What you have to do | In the entries that follow, find every line containing "glyph" and copy it.

Segment Start: Supplied material

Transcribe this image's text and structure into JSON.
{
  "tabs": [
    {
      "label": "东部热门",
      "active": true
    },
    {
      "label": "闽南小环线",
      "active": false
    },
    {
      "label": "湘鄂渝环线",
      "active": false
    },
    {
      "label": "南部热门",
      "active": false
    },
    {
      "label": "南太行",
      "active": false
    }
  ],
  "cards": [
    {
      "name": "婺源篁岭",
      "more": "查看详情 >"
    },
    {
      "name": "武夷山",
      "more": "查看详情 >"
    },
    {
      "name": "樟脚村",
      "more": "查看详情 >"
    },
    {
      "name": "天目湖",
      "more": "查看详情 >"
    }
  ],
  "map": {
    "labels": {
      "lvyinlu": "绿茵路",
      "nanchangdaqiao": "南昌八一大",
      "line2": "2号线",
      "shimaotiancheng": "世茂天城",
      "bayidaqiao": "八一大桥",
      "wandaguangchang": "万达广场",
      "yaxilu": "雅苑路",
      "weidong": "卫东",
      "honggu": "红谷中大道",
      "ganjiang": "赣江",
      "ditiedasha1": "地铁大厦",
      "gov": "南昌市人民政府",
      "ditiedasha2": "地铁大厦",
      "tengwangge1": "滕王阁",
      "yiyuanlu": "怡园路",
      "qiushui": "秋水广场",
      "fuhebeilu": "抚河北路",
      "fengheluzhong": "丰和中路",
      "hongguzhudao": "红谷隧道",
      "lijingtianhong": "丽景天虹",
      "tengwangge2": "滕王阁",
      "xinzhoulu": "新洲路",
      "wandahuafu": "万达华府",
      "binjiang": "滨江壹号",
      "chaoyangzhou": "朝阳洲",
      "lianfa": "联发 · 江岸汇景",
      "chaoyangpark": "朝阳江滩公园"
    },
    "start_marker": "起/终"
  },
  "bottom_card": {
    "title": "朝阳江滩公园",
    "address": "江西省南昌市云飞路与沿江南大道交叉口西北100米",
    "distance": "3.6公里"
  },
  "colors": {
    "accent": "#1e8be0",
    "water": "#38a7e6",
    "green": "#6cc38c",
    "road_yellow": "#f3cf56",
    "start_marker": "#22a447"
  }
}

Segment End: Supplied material
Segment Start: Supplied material

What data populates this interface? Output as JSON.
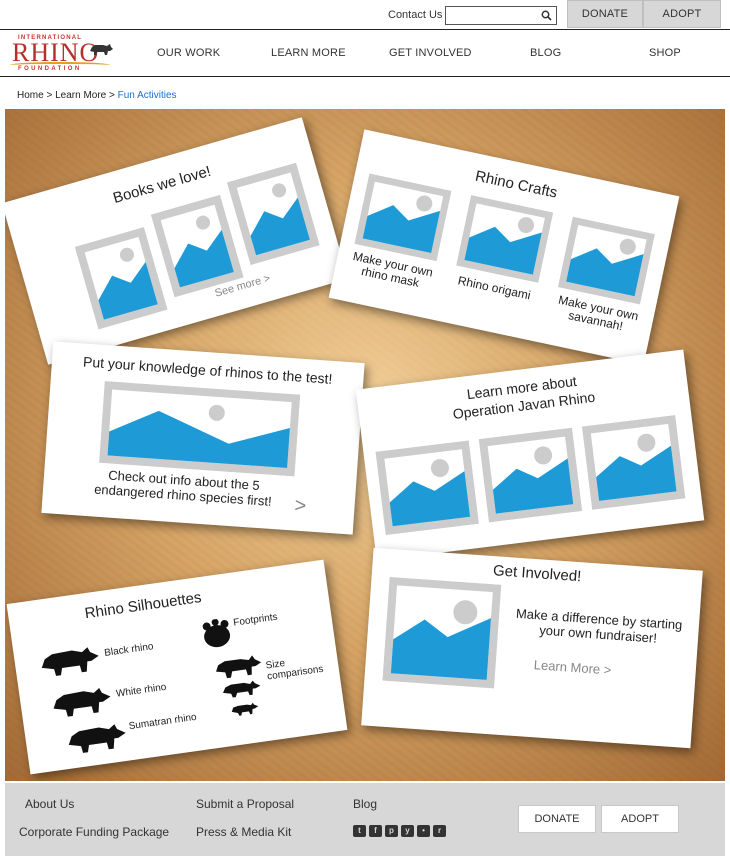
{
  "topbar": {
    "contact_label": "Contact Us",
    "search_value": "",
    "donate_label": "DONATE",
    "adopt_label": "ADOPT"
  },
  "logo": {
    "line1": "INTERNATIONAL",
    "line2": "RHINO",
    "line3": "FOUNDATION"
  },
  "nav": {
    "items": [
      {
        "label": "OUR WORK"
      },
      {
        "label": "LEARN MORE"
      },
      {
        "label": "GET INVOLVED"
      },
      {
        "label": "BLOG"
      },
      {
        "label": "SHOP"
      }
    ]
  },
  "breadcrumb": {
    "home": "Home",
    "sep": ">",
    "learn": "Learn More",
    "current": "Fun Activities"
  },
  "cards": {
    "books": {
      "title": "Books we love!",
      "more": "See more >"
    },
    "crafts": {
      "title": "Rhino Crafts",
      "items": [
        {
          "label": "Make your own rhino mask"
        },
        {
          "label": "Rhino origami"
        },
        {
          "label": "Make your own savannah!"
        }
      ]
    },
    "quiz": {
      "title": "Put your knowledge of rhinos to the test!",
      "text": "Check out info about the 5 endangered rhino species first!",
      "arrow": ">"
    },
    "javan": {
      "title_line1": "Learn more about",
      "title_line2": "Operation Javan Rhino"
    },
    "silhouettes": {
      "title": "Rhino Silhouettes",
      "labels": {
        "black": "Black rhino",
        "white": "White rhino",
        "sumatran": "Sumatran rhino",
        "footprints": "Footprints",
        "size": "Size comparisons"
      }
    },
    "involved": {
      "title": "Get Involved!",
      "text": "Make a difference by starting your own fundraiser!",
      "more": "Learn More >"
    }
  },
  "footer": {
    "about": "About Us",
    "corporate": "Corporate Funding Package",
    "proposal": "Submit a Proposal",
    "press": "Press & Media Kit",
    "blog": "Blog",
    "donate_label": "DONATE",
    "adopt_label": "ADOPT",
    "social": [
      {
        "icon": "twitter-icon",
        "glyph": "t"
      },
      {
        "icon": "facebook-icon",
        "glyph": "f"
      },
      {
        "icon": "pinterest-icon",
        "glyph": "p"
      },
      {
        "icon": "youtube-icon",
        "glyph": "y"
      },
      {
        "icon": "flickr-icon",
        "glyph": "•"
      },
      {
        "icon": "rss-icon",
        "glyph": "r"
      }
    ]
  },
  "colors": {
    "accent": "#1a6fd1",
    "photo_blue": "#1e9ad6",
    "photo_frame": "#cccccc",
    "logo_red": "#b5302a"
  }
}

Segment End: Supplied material

Answer |
        "glyph": "t"
        "glyph": "f"
        "glyph": "p"
        "glyph": "y"
        "glyph": "•"
        "glyph": "r"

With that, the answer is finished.